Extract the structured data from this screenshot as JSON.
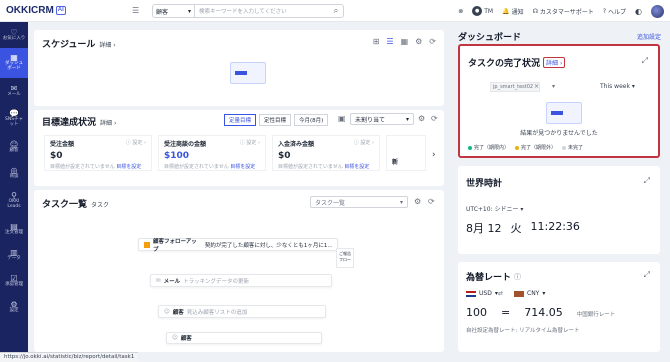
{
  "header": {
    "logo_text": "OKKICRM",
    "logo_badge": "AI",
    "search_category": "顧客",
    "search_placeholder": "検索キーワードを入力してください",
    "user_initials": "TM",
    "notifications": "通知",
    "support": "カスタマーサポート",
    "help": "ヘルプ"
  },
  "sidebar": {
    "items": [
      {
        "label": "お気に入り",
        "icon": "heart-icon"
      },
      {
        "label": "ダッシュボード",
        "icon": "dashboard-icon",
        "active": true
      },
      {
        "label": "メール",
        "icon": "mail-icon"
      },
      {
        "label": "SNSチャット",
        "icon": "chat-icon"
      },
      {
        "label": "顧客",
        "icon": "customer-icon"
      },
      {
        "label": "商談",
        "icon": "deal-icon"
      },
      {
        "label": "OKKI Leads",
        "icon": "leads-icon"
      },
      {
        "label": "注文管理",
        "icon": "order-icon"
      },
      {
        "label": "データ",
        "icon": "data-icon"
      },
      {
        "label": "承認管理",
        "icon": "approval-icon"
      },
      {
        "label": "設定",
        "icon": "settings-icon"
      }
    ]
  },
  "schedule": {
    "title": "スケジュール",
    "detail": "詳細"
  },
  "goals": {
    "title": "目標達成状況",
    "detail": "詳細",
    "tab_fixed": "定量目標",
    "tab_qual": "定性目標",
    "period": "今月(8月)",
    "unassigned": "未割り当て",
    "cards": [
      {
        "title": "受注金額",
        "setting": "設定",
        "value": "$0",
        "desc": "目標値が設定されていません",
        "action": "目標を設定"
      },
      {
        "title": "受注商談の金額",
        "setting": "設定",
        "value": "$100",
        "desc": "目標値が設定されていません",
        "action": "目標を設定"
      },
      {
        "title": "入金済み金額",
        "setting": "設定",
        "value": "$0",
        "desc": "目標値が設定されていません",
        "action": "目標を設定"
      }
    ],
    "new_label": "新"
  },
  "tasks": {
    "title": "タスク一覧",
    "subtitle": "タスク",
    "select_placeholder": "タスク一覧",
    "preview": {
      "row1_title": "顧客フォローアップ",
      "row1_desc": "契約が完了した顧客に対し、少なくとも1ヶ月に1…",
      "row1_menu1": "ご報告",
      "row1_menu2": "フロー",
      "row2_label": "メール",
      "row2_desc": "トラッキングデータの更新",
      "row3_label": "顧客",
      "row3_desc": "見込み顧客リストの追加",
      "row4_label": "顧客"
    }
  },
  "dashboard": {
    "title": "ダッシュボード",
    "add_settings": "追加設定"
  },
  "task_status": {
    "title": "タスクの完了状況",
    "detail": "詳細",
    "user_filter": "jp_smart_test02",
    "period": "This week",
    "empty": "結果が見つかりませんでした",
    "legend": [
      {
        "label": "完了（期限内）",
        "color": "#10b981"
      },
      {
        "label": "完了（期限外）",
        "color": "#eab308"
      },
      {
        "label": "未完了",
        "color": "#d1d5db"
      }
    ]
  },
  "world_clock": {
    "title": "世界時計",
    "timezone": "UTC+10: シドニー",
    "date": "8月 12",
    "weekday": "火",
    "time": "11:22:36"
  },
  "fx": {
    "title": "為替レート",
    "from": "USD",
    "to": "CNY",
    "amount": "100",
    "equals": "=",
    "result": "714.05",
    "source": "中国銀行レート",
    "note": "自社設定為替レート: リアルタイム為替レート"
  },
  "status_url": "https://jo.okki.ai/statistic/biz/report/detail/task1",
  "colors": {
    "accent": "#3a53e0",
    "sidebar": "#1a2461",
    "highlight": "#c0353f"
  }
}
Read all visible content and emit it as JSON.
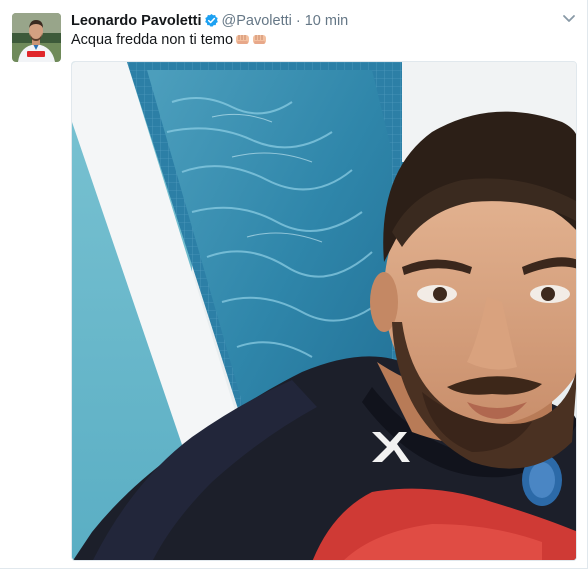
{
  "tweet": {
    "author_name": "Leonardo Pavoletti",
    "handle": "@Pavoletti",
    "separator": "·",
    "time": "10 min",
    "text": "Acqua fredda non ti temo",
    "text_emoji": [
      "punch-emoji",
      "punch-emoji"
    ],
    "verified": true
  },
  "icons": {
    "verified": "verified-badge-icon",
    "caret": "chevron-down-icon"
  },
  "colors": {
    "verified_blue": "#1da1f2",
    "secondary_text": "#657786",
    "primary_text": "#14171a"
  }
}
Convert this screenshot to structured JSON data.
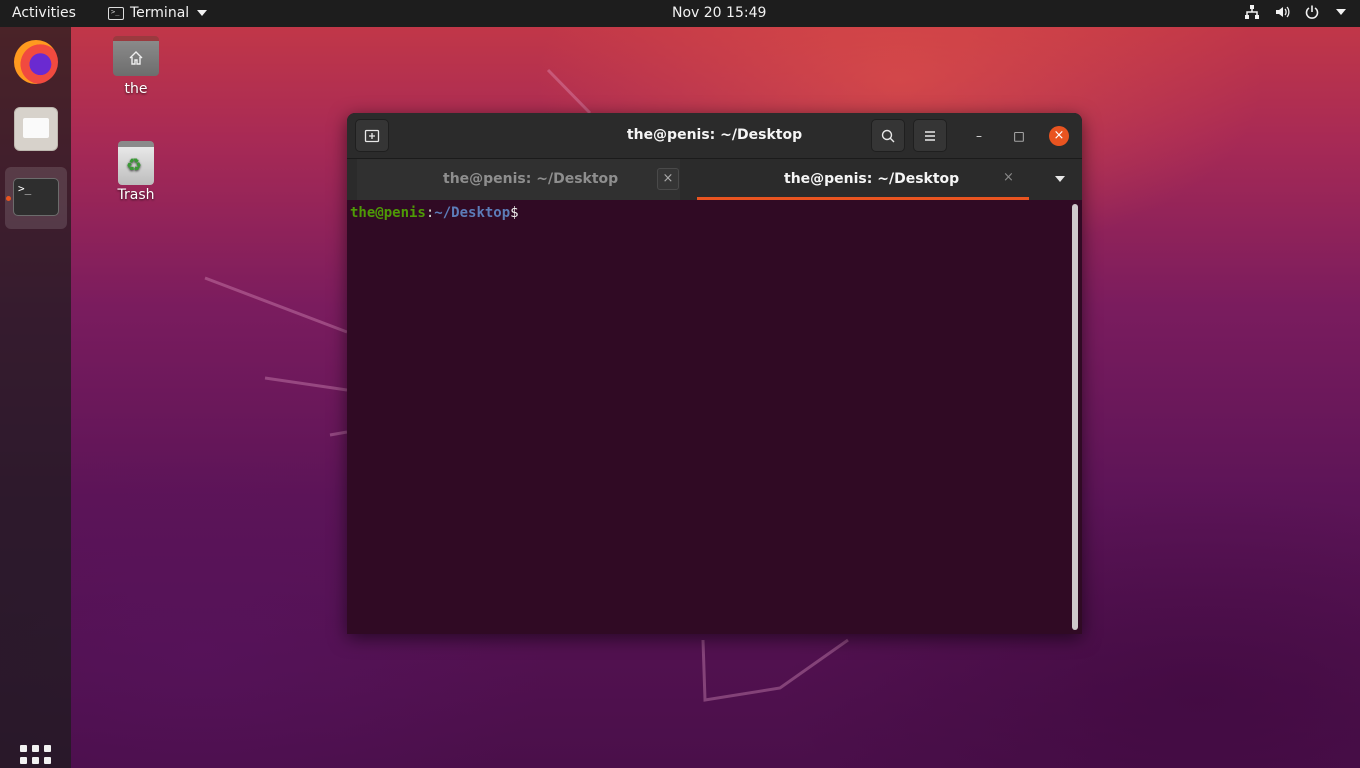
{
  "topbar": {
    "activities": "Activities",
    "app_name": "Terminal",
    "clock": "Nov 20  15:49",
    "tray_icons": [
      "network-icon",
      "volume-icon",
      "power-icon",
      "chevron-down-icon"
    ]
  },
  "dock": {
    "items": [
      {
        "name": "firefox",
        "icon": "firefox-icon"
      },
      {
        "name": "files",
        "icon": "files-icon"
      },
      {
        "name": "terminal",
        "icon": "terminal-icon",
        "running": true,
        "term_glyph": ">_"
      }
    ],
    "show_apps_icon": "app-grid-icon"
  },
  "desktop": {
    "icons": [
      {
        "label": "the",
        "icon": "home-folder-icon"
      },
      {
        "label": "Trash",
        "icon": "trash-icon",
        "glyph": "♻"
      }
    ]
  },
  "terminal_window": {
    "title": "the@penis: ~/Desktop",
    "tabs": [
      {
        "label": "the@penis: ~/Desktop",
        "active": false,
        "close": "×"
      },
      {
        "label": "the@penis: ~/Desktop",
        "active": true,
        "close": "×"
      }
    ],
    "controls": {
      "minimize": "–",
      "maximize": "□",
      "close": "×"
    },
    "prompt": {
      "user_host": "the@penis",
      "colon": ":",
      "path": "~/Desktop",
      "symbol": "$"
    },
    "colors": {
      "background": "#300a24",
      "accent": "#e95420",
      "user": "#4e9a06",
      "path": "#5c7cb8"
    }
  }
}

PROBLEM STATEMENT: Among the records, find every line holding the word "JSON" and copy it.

ANSWER TO THIS PROBLEM:
Extract the structured data from this screenshot as JSON.
Read all visible content and emit it as JSON.
Convert this screenshot to structured JSON data.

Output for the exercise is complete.